Exercise details: Could you filter the records below down to the lines that include the word "JSON"?

Component data from apps and pages:
■ ■ ■ ■

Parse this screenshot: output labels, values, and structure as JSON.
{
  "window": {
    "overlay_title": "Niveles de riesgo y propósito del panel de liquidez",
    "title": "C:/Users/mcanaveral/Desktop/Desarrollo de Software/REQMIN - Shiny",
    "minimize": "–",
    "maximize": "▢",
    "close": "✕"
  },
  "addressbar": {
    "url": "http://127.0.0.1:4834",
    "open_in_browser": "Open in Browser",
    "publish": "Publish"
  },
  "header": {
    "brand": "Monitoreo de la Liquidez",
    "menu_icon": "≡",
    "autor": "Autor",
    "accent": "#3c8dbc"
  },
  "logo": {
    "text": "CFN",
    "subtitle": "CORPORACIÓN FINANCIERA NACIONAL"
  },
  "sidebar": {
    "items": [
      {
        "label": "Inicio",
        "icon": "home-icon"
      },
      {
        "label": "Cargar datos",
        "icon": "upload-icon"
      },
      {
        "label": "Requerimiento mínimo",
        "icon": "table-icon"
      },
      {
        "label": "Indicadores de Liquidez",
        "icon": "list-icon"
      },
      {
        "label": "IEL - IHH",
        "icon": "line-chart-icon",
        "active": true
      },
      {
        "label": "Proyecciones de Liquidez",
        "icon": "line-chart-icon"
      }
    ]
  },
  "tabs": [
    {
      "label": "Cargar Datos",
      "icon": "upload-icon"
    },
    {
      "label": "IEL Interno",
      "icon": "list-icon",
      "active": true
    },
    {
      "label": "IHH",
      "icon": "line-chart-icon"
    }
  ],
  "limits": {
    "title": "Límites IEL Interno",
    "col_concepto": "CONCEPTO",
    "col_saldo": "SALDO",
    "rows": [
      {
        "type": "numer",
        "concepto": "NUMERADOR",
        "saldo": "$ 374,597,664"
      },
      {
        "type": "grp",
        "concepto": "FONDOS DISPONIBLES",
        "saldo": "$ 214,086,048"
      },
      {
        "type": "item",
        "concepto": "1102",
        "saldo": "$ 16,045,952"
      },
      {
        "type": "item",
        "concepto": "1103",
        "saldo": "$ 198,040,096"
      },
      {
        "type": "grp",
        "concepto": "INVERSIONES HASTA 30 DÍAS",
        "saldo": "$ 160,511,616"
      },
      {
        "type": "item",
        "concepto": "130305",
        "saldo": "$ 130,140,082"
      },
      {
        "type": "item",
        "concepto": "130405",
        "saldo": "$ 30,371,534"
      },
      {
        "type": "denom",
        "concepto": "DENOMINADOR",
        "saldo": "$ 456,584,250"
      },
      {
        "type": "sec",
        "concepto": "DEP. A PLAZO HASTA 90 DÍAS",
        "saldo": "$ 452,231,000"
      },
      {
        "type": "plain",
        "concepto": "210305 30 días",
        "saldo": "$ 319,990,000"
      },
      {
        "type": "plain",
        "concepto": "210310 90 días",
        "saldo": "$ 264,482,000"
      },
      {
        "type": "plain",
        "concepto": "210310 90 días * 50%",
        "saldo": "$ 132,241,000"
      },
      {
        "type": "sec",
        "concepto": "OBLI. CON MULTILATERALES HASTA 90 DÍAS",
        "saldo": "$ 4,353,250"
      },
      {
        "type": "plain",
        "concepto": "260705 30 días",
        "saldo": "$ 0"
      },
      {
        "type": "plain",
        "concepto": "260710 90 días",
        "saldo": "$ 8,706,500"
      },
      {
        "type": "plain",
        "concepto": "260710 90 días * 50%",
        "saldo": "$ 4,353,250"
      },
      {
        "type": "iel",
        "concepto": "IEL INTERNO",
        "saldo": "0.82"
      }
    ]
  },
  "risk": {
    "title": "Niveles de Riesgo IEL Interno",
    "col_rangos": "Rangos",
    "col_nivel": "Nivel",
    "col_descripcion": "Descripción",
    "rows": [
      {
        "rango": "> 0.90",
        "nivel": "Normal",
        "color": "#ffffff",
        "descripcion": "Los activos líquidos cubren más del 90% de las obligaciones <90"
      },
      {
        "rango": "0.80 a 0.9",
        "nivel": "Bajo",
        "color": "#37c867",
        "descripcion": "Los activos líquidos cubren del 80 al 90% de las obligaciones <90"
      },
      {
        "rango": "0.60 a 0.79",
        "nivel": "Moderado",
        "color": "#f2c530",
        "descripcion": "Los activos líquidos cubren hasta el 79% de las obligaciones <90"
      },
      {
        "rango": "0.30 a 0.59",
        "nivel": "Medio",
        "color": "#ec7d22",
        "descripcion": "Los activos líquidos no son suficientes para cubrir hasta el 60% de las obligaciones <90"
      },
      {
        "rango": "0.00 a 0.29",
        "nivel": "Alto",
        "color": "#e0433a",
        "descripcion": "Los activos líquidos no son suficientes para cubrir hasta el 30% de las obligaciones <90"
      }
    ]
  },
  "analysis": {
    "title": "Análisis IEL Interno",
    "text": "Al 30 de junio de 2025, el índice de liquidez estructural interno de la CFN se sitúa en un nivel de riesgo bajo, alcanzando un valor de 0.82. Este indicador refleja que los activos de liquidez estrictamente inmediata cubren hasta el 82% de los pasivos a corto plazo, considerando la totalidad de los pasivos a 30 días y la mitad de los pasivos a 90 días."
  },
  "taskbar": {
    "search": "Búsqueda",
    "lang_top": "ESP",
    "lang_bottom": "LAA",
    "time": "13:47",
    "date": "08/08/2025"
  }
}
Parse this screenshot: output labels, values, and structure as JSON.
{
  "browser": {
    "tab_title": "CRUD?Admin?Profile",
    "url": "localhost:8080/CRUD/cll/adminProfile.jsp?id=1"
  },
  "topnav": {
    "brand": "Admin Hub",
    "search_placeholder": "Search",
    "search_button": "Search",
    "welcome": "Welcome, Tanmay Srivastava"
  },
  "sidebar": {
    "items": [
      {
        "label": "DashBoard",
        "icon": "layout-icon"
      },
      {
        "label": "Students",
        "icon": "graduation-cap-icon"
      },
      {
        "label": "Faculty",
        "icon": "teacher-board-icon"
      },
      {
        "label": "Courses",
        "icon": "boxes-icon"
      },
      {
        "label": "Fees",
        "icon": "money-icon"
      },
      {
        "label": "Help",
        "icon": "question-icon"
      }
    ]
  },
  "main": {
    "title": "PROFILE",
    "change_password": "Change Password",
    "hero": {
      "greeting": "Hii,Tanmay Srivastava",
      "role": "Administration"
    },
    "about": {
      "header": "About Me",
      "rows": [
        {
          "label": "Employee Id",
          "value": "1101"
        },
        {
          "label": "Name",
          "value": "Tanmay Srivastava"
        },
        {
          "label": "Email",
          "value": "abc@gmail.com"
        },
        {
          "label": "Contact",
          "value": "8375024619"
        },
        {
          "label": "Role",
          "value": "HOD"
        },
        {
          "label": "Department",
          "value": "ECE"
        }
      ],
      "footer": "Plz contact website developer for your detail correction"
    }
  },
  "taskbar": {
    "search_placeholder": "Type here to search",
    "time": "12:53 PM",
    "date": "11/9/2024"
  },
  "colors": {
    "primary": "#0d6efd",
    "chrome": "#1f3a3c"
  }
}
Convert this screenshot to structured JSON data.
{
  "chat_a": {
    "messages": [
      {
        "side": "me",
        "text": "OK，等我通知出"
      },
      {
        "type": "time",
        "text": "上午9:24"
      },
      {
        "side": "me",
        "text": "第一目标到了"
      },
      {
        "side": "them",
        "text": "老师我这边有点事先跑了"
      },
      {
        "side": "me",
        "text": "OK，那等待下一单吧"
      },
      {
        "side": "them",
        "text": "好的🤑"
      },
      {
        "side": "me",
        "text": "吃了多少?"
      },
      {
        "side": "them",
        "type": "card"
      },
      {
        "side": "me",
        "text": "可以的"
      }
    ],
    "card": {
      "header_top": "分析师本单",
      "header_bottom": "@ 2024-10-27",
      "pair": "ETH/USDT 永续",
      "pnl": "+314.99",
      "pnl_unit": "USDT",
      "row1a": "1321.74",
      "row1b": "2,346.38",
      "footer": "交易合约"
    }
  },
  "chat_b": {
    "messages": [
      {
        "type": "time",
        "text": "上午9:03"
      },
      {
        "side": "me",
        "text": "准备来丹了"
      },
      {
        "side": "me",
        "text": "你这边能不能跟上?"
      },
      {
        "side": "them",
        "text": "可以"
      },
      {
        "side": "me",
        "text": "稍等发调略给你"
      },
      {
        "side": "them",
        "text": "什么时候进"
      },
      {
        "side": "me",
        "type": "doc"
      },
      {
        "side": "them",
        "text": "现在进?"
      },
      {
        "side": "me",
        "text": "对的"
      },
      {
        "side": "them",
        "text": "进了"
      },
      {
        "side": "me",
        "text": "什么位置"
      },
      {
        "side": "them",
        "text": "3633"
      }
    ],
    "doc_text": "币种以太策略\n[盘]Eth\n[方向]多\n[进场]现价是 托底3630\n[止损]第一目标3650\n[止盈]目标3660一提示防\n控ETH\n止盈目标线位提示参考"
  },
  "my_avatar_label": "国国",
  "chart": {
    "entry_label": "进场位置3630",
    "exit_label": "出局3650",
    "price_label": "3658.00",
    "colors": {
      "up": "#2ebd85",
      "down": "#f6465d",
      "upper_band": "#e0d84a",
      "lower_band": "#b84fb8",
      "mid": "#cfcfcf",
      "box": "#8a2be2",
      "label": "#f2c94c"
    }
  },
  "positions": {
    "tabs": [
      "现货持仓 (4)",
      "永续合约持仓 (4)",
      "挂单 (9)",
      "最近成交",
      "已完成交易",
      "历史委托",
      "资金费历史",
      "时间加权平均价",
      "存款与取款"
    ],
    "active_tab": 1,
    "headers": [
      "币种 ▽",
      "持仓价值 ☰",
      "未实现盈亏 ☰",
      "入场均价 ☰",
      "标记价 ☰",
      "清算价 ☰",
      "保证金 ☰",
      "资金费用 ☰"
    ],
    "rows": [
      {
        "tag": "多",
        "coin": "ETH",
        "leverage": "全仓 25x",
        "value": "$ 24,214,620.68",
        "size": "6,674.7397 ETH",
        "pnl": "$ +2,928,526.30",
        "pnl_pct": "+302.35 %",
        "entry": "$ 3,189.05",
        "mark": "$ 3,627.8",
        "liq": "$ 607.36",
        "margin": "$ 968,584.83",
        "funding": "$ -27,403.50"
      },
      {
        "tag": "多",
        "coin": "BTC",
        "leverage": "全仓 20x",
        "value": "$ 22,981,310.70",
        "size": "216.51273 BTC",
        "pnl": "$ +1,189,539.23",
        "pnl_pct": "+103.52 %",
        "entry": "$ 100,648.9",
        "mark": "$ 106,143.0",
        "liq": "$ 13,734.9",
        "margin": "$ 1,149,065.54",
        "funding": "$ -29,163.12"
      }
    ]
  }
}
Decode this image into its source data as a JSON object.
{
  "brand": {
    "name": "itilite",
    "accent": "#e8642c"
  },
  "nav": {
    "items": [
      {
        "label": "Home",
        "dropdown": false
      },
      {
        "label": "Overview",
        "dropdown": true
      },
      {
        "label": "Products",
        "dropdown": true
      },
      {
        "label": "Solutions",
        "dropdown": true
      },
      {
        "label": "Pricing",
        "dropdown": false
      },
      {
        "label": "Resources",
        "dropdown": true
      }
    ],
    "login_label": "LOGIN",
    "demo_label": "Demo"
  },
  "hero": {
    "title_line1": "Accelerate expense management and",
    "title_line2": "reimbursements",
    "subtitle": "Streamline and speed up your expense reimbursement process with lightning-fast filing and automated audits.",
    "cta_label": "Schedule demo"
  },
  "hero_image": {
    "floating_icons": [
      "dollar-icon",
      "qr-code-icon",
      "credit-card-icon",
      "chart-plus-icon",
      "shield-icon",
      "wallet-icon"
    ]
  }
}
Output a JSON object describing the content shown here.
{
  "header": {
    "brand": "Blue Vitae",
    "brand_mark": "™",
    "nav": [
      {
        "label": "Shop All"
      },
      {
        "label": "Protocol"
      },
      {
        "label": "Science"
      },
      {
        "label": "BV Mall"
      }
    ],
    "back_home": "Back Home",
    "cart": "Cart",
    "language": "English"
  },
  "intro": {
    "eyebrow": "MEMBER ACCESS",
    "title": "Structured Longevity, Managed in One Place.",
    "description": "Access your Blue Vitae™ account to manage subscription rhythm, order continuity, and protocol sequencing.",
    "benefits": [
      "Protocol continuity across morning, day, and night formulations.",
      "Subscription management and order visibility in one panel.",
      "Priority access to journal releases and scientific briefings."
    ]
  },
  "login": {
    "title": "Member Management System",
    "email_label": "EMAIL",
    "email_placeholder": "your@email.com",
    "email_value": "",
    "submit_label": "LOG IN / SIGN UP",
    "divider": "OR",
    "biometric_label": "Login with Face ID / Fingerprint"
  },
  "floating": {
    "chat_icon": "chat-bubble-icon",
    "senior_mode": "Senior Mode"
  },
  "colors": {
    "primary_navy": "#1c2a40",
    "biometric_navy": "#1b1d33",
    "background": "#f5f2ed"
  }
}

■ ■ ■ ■

Answer for this exercise:
Parse this screenshot: output labels, values, and structure as JSON.
Parse this screenshot: output labels, values, and structure as JSON.
Convert this screenshot to structured JSON data.
Decode this image into its source data as a JSON object.
Output a JSON object describing the content shown here.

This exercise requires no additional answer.